=== Task brief ===
Filtering the records below, copy only those lines that include the word "value".

=== Provided data ===
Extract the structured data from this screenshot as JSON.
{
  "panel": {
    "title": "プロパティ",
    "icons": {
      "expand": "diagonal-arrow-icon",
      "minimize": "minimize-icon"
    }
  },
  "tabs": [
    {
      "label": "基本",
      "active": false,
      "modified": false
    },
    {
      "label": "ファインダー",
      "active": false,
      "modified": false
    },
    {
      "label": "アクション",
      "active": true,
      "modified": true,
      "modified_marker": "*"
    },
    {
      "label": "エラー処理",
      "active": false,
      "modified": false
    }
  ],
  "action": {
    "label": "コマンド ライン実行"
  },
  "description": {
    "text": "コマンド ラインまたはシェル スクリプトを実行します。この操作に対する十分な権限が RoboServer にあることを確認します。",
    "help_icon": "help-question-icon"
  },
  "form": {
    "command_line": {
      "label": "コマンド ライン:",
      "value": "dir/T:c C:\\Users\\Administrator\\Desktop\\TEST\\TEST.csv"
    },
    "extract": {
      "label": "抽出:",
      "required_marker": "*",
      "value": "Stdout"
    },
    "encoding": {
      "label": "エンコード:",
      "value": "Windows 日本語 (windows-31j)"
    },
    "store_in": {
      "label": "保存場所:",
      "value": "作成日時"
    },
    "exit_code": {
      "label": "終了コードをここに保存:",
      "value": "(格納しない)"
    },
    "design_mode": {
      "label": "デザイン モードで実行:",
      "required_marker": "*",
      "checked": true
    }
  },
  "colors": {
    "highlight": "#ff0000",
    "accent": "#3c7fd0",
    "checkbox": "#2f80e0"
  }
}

=== Exercise result ===
      "value": "dir/T:c C:\\Users\\Administrator\\Desktop\\TEST\\TEST.csv"
      "value": "Stdout"
      "value": "Windows 日本語 (windows-31j)"
      "value": "作成日時"
      "value": "(格納しない)"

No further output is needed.